What is GLOBE?
The Global Learning and Observations to Benefit the Environment (GLOBE) Program is an international program that provides the public an opportunity to participate in data collection and the scientific process and contributes meaningfully to our understanding of the Earth system and global environment. Announced by the U.S. Government on Earth Day in 1994, GLOBE launched its worldwide implementation in 1995.
El Niño and La Niña are important climatic phenomena that affect the climate globally, causing flooding and droughts as well as changes in seasonal weather patterns. The GLOBE El Niño Field Campaign relies on trained citizen scientists to collect and share important local data to discover where and how much El Niño’s global impact affects local climates.
You have probably observed changes in weather patterns in your community — a drier-than-usual spring, an extra-cold winter. This project is your opportunity to learn more about the changes where you are and help NASA ground-truth satellite data measuring global snapshots.

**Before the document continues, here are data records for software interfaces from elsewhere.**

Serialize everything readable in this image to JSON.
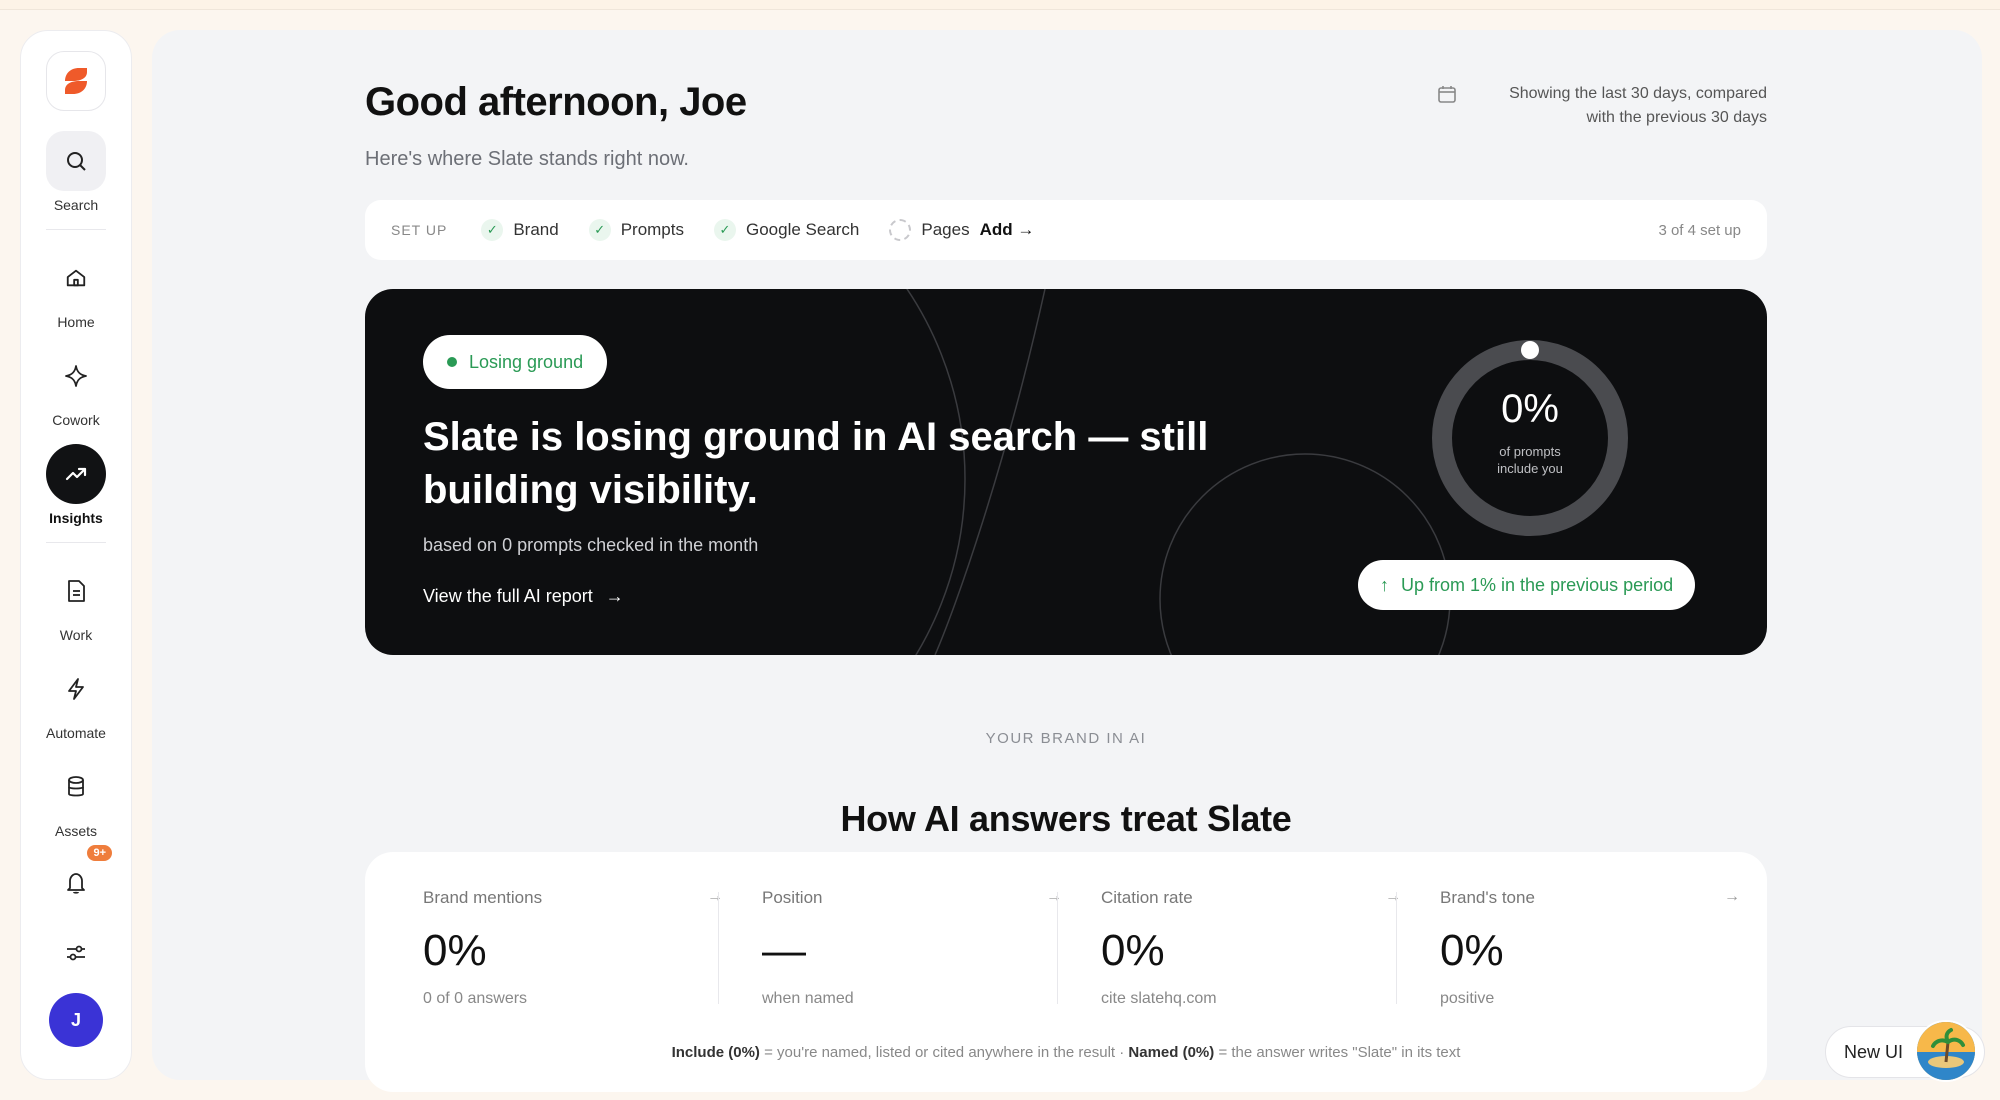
{
  "sidebar": {
    "items": [
      {
        "label": "Search",
        "icon": "search-icon"
      },
      {
        "label": "Home",
        "icon": "home-icon"
      },
      {
        "label": "Cowork",
        "icon": "sparkle-icon"
      },
      {
        "label": "Insights",
        "icon": "trending-up-icon",
        "active": true
      },
      {
        "label": "Work",
        "icon": "document-icon"
      },
      {
        "label": "Automate",
        "icon": "bolt-icon"
      },
      {
        "label": "Assets",
        "icon": "database-icon"
      }
    ],
    "notifications_badge": "9+",
    "avatar_initial": "J"
  },
  "header": {
    "greeting": "Good afternoon, Joe",
    "subtitle": "Here's where Slate stands right now.",
    "period_line1": "Showing the last 30 days, compared",
    "period_line2": "with the previous 30 days"
  },
  "setup": {
    "title": "SET UP",
    "steps": [
      {
        "label": "Brand",
        "done": true
      },
      {
        "label": "Prompts",
        "done": true
      },
      {
        "label": "Google Search",
        "done": true
      },
      {
        "label": "Pages",
        "done": false
      }
    ],
    "add_label": "Add →",
    "count": "3 of 4 set up"
  },
  "hero": {
    "status": "Losing ground",
    "title": "Slate is losing ground in AI search — still building visibility.",
    "subtitle": "based on 0 prompts checked in the month",
    "link": "View the full AI report",
    "ring_value": "0%",
    "ring_value_fraction": 0,
    "ring_caption_line1": "of prompts",
    "ring_caption_line2": "include you",
    "change": "Up from 1% in the previous period"
  },
  "brand_section": {
    "eyebrow": "YOUR BRAND IN AI",
    "title": "How AI answers treat Slate",
    "metrics": [
      {
        "label": "Brand mentions",
        "value": "0%",
        "sub": "0 of 0 answers"
      },
      {
        "label": "Position",
        "value": "—",
        "sub": "when named"
      },
      {
        "label": "Citation rate",
        "value": "0%",
        "sub": "cite slatehq.com"
      },
      {
        "label": "Brand's tone",
        "value": "0%",
        "sub": "positive"
      }
    ],
    "footnote": {
      "include_term": "Include (0%)",
      "include_def": "= you're named, listed or cited anywhere in the result ·",
      "named_term": "Named (0%)",
      "named_def": "= the answer writes \"Slate\" in its text"
    }
  },
  "new_ui_label": "New UI",
  "colors": {
    "accent_green": "#2a9a55",
    "brand_orange": "#ef5a2a",
    "avatar_blue": "#3a33d6",
    "hero_bg": "#0d0e10"
  }
}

Four Protocols to Collect Data for the El Nino campaign.
To support GLOBE in this long-term campaign, we are recruiting, training, and equipping participants for four separate but related protocols representing a range of commitments from a light touch to an in-depth experience, based on the needs and interests of you and your community.
The four protocols range from atmosphere to ground observations; from very simple to more complex:
- The cloud protocol: a quick assessment of the type and density of cloud cover as viewed from the collection site.
- The surface temperature protocol: uses a simple tool to capture nine measurements that are averaged to submit a reading to GLOBE.
- The precipitation protocol: documents rainfall from day to day or more frequently on a rainy day to provide data about rainfall volumes and rates
- The Soil Moisture Active Passive (SMAP) protocol: provides data about soil moisture that can be used to ground truth a NASA satellite that is in orbit.
All of these protocols help us to understand how climate change affects the global water cycle. Changes in the water cycle, such as increased periods of drought and increases in rain or snowfall, significantly impact people’s lives, biodiversity, food production and more. Some regions will see the impact of climate change long before others, but all of us will be affected by changing water patterns in our lifetime. The more granular data we have from citizen scientists, the more we can understand the changes and how to mitigate them.